BACKGROUND: West syndrome is a severe epileptic encephalopathy of infancy, characterized by infantile spasms, global retardation, and a severely abnormal electroencephalogram (EEG) pattern known as hypsarrhythmia, which is most prominent during slow waves sleep. The restorative function of slow wave sleep has been linked to downscaling, a neuronal process ensuring a balance of global synaptic strength, which is important for normal cortical functioning and development. A key electrophysiological marker for this downscaling is the reduction of the slope of slow waves across the night.
METHODS: We retrospectively compared the slope of slow waves between 14 untreated patients with infantile spasms and healthy age and gender matched controls. Patients were examined in one all-night sleep EEG before treatment, and in two follow-up nap recordings, under and after treatment with corticosteroids.
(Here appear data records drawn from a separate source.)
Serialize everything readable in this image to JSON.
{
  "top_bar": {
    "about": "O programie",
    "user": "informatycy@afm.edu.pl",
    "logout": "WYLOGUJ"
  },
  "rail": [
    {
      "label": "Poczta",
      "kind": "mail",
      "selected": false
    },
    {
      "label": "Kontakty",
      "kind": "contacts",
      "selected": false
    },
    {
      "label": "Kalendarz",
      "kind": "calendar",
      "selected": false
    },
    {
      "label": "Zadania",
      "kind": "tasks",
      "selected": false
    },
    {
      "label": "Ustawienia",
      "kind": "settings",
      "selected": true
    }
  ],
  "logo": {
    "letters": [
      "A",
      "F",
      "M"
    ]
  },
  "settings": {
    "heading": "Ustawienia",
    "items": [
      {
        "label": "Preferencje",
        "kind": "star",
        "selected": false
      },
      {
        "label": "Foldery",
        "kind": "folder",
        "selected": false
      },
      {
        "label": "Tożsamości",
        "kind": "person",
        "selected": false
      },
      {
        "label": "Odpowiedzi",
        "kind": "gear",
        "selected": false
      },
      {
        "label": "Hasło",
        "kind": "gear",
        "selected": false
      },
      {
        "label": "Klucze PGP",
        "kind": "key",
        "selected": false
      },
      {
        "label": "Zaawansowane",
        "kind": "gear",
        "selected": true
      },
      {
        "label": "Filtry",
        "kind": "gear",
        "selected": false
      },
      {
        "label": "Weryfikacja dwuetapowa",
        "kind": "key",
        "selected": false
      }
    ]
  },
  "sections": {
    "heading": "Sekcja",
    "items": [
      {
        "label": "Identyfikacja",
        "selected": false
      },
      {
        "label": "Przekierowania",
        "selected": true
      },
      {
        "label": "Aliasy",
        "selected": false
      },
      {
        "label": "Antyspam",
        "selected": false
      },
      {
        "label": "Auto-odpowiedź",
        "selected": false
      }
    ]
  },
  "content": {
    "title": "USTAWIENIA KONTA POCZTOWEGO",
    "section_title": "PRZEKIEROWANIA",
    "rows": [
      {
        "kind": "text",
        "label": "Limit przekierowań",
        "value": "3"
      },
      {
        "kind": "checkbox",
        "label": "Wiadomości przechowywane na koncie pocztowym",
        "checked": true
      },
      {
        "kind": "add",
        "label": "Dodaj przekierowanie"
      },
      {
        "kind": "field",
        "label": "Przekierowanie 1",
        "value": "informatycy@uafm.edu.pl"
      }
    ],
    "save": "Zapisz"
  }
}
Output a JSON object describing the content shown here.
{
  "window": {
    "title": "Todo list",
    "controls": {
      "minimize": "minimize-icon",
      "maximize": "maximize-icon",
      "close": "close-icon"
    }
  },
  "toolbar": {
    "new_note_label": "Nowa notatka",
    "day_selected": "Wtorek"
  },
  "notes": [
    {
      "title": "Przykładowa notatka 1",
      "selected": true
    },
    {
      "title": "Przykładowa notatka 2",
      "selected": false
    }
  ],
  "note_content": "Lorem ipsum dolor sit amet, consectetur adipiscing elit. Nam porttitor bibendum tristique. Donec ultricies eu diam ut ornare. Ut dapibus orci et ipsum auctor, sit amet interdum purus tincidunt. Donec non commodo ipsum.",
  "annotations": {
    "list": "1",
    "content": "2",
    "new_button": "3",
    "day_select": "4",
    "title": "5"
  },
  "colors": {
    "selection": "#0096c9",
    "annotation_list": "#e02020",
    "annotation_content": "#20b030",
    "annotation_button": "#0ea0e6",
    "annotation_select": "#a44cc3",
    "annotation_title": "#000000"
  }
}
RESULTS: In patients with infantile spasms the overnight reduction in the slope of slow waves was significantly diminished compared to controls (p = 0.009). Moreover, untreated patients revealed overall steeper slopes. During corticosteroid treatment the slope was reduced compared to controls (p = 0.001). After successful treatment the slope was similar between patients and controls.
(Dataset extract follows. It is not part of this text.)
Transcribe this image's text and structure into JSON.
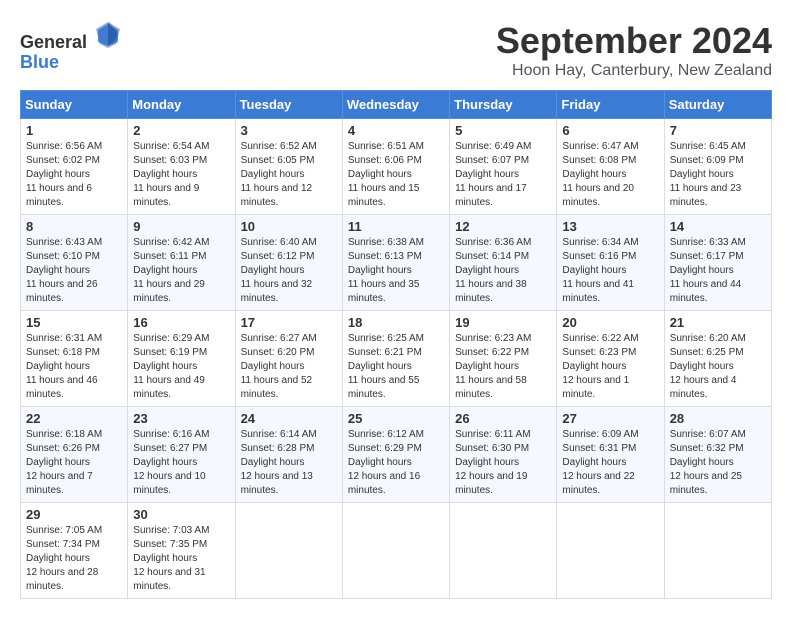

CONCLUSION: Our results provide evidence for reduced downscaling in patients with infantile spasms. Moreover, the marked reduction of the slope during corticosteroid treatment may reflect a loss of synaptic connections due to the effect of glucocorticoids. This altered sleep dependent regulation of synaptic strength in infantile spasms may contribute the underlying pathomechanism of the developmental regression. Furthermore the normalization of synaptic strength due to corticosteroids might provide a potential mechanistic explanation for this treatment strategy.